### [DATA LISTING]

-*-

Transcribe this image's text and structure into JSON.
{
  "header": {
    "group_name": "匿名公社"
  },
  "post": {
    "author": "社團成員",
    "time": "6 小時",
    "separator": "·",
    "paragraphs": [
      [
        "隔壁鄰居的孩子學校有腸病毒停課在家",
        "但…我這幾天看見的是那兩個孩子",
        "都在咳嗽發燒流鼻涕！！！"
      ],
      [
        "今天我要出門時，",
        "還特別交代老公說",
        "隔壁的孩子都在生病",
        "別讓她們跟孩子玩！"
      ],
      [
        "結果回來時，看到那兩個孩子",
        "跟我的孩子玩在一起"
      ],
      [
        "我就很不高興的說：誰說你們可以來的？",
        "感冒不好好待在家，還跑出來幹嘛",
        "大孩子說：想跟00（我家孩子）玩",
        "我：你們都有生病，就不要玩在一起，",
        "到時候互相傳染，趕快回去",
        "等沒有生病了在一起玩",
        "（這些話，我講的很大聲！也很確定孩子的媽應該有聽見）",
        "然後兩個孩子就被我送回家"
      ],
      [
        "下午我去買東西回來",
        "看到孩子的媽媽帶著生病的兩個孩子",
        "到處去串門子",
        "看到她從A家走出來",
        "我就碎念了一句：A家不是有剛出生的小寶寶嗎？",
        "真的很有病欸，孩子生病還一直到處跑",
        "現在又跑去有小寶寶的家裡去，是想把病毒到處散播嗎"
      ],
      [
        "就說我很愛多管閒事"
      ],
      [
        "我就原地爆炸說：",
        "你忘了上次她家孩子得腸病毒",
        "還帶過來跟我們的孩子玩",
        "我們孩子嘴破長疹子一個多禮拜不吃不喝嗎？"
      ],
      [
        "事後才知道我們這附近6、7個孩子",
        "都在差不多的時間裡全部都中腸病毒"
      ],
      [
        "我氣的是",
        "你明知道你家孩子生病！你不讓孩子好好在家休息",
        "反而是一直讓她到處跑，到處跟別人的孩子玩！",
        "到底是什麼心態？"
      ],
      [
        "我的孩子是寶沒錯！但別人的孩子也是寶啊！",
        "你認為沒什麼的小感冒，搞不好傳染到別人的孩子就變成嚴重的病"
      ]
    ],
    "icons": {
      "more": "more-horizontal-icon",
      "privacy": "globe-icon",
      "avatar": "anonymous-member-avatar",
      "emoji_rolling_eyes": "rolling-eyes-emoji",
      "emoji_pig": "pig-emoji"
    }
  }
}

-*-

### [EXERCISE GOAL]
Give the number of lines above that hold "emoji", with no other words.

### [EXERCISE ANSWER]
2